The carbon zero grand challenge will be hosted on crowdsourcing platform HeroX, and will seek out solutions from around the world and beyond the water sector. It aims to address emissions associated with PUB’s water treatment facilities and to keep the global temperature rises below 2 °C. The solutions that can be taken into consideration are CCUS technologies that can be integrated with PUB’s water treatment or desalination operations, address greenhouse gas (GHG) emissions associated with PUB’s facilities, removal of carbon dioxide integrated with PUB’s operation from the atmosphere and seawater.
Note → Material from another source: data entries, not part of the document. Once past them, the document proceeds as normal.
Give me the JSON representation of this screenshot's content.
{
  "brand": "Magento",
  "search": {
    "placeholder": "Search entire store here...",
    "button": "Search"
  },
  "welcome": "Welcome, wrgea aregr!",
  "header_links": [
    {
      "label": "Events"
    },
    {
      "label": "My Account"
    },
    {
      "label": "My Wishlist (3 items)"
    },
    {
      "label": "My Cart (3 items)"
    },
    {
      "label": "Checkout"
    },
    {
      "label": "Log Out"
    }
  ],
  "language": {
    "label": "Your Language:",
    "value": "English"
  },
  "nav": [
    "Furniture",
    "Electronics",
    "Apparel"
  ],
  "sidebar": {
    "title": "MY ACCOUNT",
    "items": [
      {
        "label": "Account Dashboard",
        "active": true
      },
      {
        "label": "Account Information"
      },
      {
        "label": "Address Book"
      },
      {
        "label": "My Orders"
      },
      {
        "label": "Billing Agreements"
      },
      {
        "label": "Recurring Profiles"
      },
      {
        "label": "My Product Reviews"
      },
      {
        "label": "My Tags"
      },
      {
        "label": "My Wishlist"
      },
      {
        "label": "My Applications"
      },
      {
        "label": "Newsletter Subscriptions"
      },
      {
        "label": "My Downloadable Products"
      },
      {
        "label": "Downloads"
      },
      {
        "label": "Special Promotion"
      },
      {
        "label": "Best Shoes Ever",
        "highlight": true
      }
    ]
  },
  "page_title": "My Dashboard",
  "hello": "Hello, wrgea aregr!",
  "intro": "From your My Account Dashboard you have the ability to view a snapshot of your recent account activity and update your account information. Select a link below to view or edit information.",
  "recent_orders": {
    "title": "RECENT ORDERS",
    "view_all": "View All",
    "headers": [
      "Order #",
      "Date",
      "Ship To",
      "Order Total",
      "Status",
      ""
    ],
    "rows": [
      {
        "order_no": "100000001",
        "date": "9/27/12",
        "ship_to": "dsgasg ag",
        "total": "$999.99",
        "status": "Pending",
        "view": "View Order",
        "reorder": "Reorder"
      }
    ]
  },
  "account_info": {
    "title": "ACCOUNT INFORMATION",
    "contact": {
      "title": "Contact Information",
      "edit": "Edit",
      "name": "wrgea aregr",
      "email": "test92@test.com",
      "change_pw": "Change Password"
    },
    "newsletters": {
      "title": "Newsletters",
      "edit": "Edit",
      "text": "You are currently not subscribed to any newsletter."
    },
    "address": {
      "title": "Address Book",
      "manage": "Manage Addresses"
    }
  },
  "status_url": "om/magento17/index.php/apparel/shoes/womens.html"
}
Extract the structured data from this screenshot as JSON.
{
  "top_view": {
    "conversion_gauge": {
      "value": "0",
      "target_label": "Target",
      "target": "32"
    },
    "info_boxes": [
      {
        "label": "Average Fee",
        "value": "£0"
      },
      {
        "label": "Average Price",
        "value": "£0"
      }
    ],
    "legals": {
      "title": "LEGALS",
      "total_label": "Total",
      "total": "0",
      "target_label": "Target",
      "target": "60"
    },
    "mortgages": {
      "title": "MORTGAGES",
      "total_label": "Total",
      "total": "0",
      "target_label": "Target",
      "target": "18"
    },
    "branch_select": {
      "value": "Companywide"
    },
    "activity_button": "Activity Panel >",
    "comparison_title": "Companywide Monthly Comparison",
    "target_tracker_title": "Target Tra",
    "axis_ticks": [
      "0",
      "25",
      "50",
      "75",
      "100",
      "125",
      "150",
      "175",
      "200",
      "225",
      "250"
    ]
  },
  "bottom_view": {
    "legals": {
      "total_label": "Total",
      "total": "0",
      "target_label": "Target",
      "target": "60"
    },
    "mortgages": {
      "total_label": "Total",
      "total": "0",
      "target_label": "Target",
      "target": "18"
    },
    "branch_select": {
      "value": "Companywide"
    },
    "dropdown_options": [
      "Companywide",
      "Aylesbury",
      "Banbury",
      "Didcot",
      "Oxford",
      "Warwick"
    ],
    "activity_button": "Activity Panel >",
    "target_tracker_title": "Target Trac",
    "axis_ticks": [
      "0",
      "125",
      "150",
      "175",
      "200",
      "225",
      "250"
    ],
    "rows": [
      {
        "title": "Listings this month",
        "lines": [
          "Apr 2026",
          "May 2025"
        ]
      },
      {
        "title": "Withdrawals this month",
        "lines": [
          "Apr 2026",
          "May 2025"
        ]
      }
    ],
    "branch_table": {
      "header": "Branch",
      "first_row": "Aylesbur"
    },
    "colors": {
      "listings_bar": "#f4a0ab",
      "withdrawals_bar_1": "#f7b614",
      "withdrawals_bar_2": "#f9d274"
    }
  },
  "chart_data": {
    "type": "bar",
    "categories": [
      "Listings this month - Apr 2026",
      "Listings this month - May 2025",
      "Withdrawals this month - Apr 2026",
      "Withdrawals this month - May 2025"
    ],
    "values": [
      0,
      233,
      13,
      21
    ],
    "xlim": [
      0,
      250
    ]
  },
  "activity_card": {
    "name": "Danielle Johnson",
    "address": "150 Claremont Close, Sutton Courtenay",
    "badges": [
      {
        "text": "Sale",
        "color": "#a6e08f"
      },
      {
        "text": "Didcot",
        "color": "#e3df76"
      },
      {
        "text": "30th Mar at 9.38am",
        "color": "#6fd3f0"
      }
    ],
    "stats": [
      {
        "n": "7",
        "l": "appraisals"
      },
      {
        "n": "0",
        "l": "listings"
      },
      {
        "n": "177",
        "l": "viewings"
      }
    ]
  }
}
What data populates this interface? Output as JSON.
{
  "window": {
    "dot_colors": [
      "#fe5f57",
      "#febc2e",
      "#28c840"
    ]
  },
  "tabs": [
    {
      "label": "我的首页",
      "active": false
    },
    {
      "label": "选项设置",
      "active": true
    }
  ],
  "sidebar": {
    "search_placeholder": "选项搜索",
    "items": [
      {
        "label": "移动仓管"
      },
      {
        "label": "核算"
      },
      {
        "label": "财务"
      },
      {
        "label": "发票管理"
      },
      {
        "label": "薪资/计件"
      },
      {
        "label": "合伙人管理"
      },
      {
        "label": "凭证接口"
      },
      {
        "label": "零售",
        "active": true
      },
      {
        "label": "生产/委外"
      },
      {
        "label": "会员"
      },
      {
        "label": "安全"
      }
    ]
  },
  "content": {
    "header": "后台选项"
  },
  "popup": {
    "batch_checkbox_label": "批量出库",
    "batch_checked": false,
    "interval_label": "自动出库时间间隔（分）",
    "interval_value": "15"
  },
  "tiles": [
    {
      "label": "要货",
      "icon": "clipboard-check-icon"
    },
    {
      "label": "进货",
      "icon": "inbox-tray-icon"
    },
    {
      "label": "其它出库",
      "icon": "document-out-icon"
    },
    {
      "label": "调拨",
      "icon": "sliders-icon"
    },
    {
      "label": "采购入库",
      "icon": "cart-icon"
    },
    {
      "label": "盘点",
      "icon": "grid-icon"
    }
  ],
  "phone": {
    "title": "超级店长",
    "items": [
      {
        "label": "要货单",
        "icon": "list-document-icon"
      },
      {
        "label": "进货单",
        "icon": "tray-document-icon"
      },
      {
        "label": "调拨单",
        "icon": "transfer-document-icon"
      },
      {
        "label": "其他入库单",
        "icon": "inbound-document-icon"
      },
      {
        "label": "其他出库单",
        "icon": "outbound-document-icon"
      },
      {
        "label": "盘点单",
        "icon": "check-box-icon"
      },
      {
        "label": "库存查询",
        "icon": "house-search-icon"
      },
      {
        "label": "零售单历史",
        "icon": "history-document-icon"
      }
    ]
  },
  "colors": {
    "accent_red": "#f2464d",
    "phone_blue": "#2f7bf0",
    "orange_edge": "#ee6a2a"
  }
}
The challenge is part of PUB’s strategy to prevent water demand from doubling. Through proof of concept (PoC) and an initial field demonstration, it will focus on expediting the development of innovative concepts. The challenge will include two phases of competition and a pilot-scale demonstration over approximately 45 months. In the initial phase, up to six proposals will be awarded SGD 250,000 each to develop a PoC. In the PoC phase, solvers will showcase how their ideas or solutions could be integrated within PUB’s operations through a desktop simulation and/or lab-scale study and develop a detailed design for a pilot project. After this phase, up to two proposals will be awarded SGD 2.5 million each to demonstrate an approximately 1 kt-scale version of their solution at a PUB facility in Singapore and develop a plan to achieve commercial scale within a decade or sooner. This challenge excludes solutions that do not directly cut or eliminate GHG emissions related with PUB’s water facilities. It seeks to focus the attention of innovators, investors and thought leaders on water sector emissions in order to accelerate the deployment of innovative solutions to address Singapore’s net zero carbon emission goals

The proposals will be submitted till February 24, 2022. It will last for nearly 45 months in total, with the two competition phases lasting about 21 months each and the pilot project lasting about 24 months. PUB is encouraging researchers and companies from all over the world to co-create on carbon sequestration and utilisation technologies that can be incorporated into PUB’s operations through this open innovation challenge.

Summing up

The carbon zero grand challenge, worth SGD 6.5 million (roughly $4.8 million), aims to encourage creative solutions that can enable PUB reach net zero emissions and help scale these solutions to water facilities across the world. It is looking for solutions that can be incorporated into PUB’s operations at any technological readiness level. Even though the worldwide water industry generates around 5 per cent of GHG emissions, it has garnered little attention in climate debates. Despite the fact that Singapore’s local water sector emissions account for less than1 per cent of the city-state’s emissions, any attempt to cut carbon emissions helps to combat climate change and should be encouraged. PUB’s specific net zero aims will be addressed by ideal solutions through this challenge, which will also be applicable to water facilities across the world. By doing its bit, the country aims to maintain resilient water supply and ensure that its water treatment remains efficient and sustainable.